Noncontrast techniques for peripheral MR angiography are receiving renewed interest because of safety concerns about the use of gadolinium in patients with renal insufficiency. One class of techniques involves subtraction of dark-blood images acquired during fast systolic flow from bright-blood images obtained during slow diastolic flow. The goal of this work was to determine whether the inherent sparsity of the difference images could be exploited to achieve greater acceleration without loss of image quality in the context of generalized autocalibrating partially parallel acquisition (GRAPPA). It is shown that noise amplification at high acceleration factors can be reduced by performing subtraction on the raw data, before calculation of the GRAPPA weights, rather than on the final magnitude images. Use of the difference data to calculate the GRAPPA weights decreases the geometry factor (g-factor), because the difference data represent a sparse image set. This demonstrates an inherent property of GRAPPA and does not require the use of compressed sensing. Application of this approach to highly accelerated data from healthy volunteers resulted in similar depiction of large arteries to that obtained with low acceleration and standard reconstruction. However, visualization of very small vessels and arterial branches was compromised.

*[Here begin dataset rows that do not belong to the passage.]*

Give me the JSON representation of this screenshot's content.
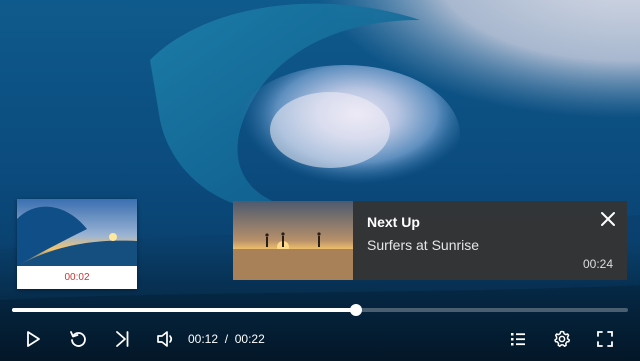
{
  "player": {
    "current_time": "00:12",
    "time_separator": "/",
    "total_time": "00:22",
    "progress_fraction": 0.558
  },
  "scrub_preview": {
    "time": "00:02"
  },
  "next_up": {
    "heading": "Next Up",
    "title": "Surfers at Sunrise",
    "duration": "00:24"
  },
  "icons": {
    "play": "play-icon",
    "replay": "replay-icon",
    "next": "skip-next-icon",
    "volume": "volume-icon",
    "playlist": "playlist-icon",
    "settings": "gear-icon",
    "fullscreen": "fullscreen-icon",
    "close": "close-icon"
  },
  "colors": {
    "preview_time": "#cc3333",
    "card_bg": "#343434"
  }
}
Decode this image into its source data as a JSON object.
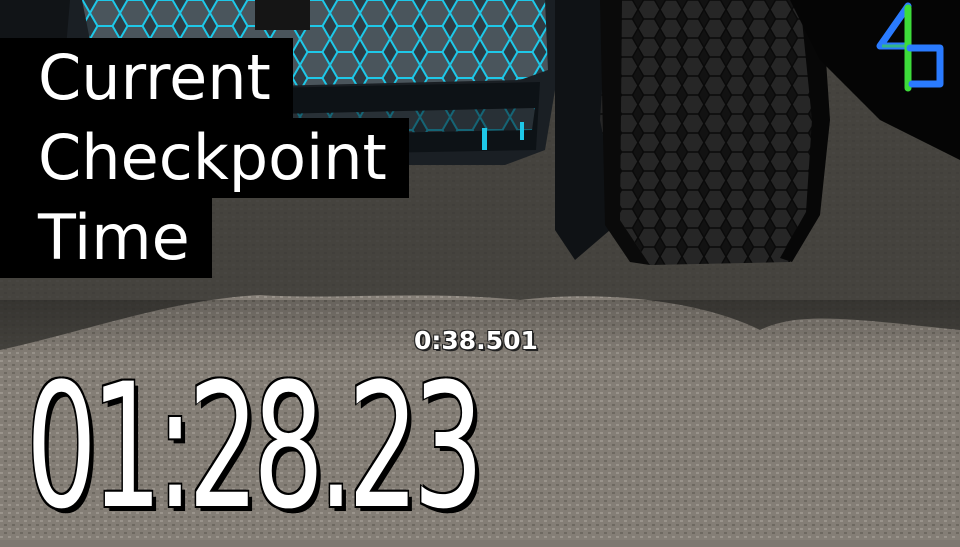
{
  "overlay": {
    "title_lines": [
      "Current",
      "Checkpoint",
      "Time"
    ]
  },
  "hud": {
    "checkpoint_time": "0:38.501",
    "race_time": "01:28.23"
  },
  "icons": {
    "logo": "4b-logo-icon"
  },
  "colors": {
    "neon_accent": "#1ec8e8",
    "logo_blue": "#2a7bff",
    "logo_green": "#3ddc3a",
    "track": "#7d7770"
  }
}
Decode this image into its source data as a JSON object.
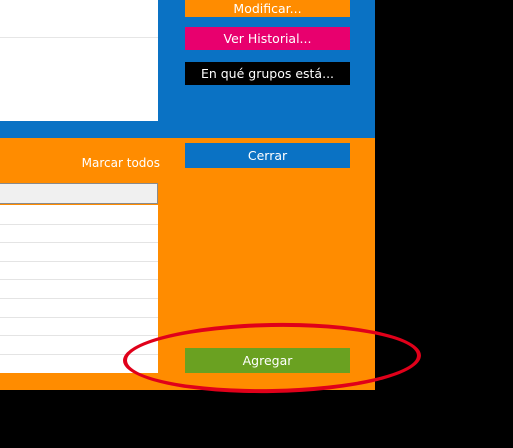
{
  "right_panel": {
    "modify_label": "Modificar...",
    "history_label": "Ver Historial...",
    "groups_label": "En qué grupos está...",
    "close_label": "Cerrar",
    "add_label": "Agregar"
  },
  "list": {
    "mark_all_label": "Marcar todos"
  },
  "colors": {
    "blue": "#0a72c4",
    "orange": "#ff8c00",
    "pink": "#e8006e",
    "green": "#6aa121",
    "annotation_red": "#e0001a"
  }
}
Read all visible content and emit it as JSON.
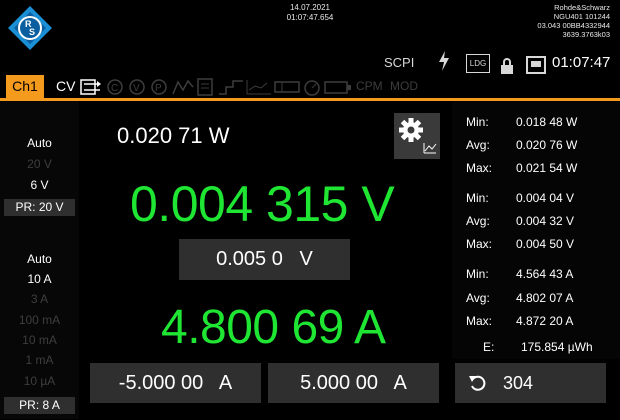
{
  "header": {
    "date": "14.07.2021",
    "time": "01:07:47.654",
    "brand": "Rohde&Schwarz",
    "model_serial": "NGU401 101244",
    "firmware": "03.043 00BB4332944",
    "version": "3639.3763k03",
    "status": {
      "scpi": "SCPI",
      "ldg": "LDG",
      "clock": "01:07:47"
    }
  },
  "channel_bar": {
    "channel": "Ch1",
    "mode": "CV",
    "cpm": "CPM",
    "mod": "MOD",
    "icons": [
      "remote-sense-icon",
      "constant-current-icon",
      "constant-voltage-icon",
      "constant-power-icon",
      "ramp-icon",
      "list-icon",
      "step-icon",
      "logging-icon",
      "meter-icon",
      "fast-log-icon",
      "battery-icon"
    ]
  },
  "voltage_range": {
    "items": [
      {
        "label": "Auto",
        "active": true
      },
      {
        "label": "20 V",
        "active": false
      },
      {
        "label": "6 V",
        "active": true
      }
    ],
    "pr": "PR: 20 V"
  },
  "current_range": {
    "items": [
      {
        "label": "Auto",
        "active": true
      },
      {
        "label": "10 A",
        "active": true
      },
      {
        "label": "3 A",
        "active": false
      },
      {
        "label": "100 mA",
        "active": false
      },
      {
        "label": "10 mA",
        "active": false
      },
      {
        "label": "1 mA",
        "active": false
      },
      {
        "label": "10 µA",
        "active": false
      }
    ],
    "pr": "PR: 8 A"
  },
  "main": {
    "power": "0.020 71 W",
    "voltage": "0.004 315 V",
    "voltage_setpoint": "0.005 0   V",
    "current": "4.800 69 A",
    "current_neg_limit": "-5.000 00   A",
    "current_pos_limit": "5.000 00   A"
  },
  "stats": {
    "power": [
      {
        "label": "Min:",
        "value": "0.018 48 W"
      },
      {
        "label": "Avg:",
        "value": "0.020 76 W"
      },
      {
        "label": "Max:",
        "value": "0.021 54 W"
      }
    ],
    "voltage": [
      {
        "label": "Min:",
        "value": "0.004 04 V"
      },
      {
        "label": "Avg:",
        "value": "0.004 32 V"
      },
      {
        "label": "Max:",
        "value": "0.004 50 V"
      }
    ],
    "current": [
      {
        "label": "Min:",
        "value": "4.564 43 A"
      },
      {
        "label": "Avg:",
        "value": "4.802 07 A"
      },
      {
        "label": "Max:",
        "value": "4.872 20 A"
      }
    ],
    "energy": {
      "label": "E:",
      "value": "175.854 µWh"
    }
  },
  "undo": {
    "count": "304"
  },
  "colors": {
    "accent": "#f49a1c",
    "reading": "#1fe633",
    "button": "#2f2f2f",
    "dim": "#3d3d3d"
  }
}
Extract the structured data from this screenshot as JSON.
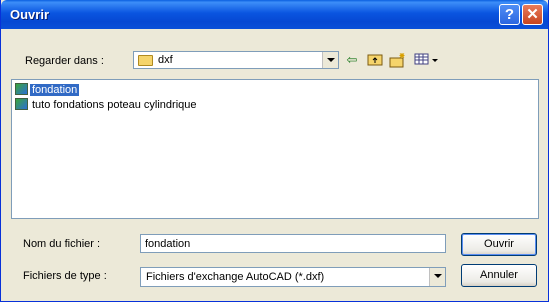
{
  "window": {
    "title": "Ouvrir",
    "help_label": "?",
    "close_label": "✕"
  },
  "lookin": {
    "label": "Regarder dans :",
    "value": "dxf"
  },
  "toolbar": {
    "back_icon": "back-arrow-icon",
    "up_icon": "up-folder-icon",
    "new_icon": "new-folder-icon",
    "view_icon": "view-menu-icon"
  },
  "files": [
    {
      "name": "fondation",
      "selected": true
    },
    {
      "name": "tuto fondations poteau cylindrique",
      "selected": false
    }
  ],
  "filename": {
    "label": "Nom du fichier :",
    "value": "fondation"
  },
  "filetype": {
    "label": "Fichiers de type :",
    "value": "Fichiers d'exchange AutoCAD (*.dxf)"
  },
  "buttons": {
    "open": "Ouvrir",
    "cancel": "Annuler"
  }
}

- noncontrast MR angiography
- parallel imaging
ASJC Scopus subject areas
- Radiology Nuclear Medicine and imaging